Replacing All of the Decayed Manhole Structures

Steve Underwood, P.Eng. of TRUE Consulting in Kamloops, BC was retained to find a solution for Tuc El Nuit Lake’s 17 failed manhole structures. Following examination from 20 years of extreme atypical conditions, TRUE Consulting proposed that the Town replace the decomposed concrete manhole barrels entirely but continue to use the surviving Predl lined manhole base structures as the foundation for the replacement concrete barrel sections. The connections between the 8” PVC pipe system and the gasketed manhole base inverts were still secure and watertight. The bench and gutter material showed no signs of degradation or abrasion. The Predl-lined bases remained in their original condition after 20 years’ service and were deemed capable of supporting the replacement lined precast concrete barrel and lid sections. Further, TRUE Consulting had enough confidence in the integrity of the Predl-lined bases integrity and watertight pipe connections that the sewer line was to remain “in service” (i.e. live flow) during the entire construction process. This saved the Town the cost of bypass pumping and the homeowners the inconvenience having their water shut off for the duration of the project.

TRUE Consulting designed a special composite PP-R/FRP component (produced by Predl) to rehabilitate the corroded precast base section immediately above the pre-existing base liner.
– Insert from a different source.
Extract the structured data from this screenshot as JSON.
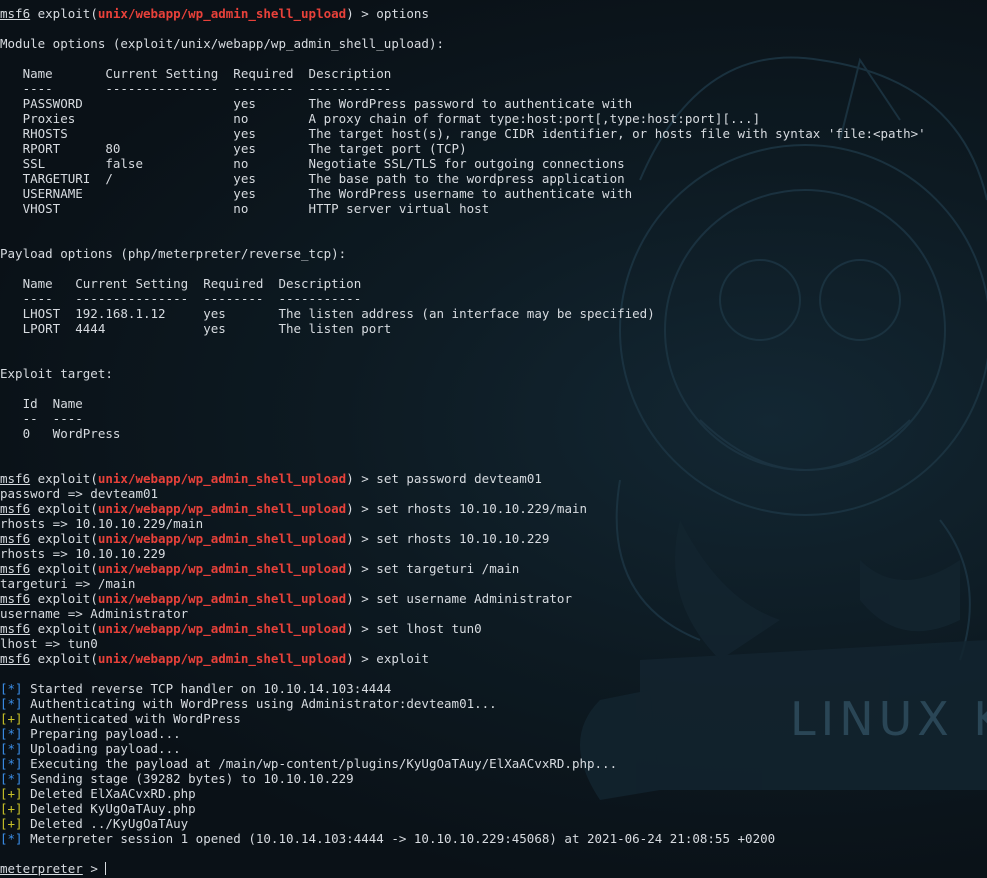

Mike Johnson Excavating Ltd. of Oliver, BC removed the decomposed manhole barrel and lid sections, and rehabilitated the corroded part of the existing manhole bases, then re-built the structures with new Predl Corprotect CPL-lined concrete barrel sections. The new lined precast barrel sections were produced by South Okanagan Concrete Products of Osoyoos. The on-site extrusion plastic welding of the lined precast barrel and lid components were completed by a third party Certified Plastic Welder to ensure watertight plus gas-tight barrel section connecting joints.

End-to-end the entire project was efficiently implemented according to plan by following the design and recommendations of TRUE Consulting.


It is easy to speculate that had the manhole bases not been protected by Predl Base Liners the entire manhole structure would have required replacement. A complete “rip and replace” construction project would have been vastly more expensive and taken much longer. It is hard to imagine how the Town of Oliver and the Tuc El Nuit Lake neighborhood could have coped with such an extremely intrusive construction project and the sewer line running through many of the resident’s backyard. The Public Works department was relieved to not deal with the financial, social and political costs which likely would have been associated with an event similar to the Main Sewer line collapsing.

In retrospect, I&I surely had been prevalent due to high groundwater levels and decomposed barrel sections. Going forward I&I levels should be very low with the fully lined structure and sealed barrel joints with gasketed pipe connections. It is worth noting that during 20 years of the sewer’s operation there was no reported evidence of exfiltration and the ecological damage this could have caused if the concrete manhole bases were unprotected by Predl’s liner technology.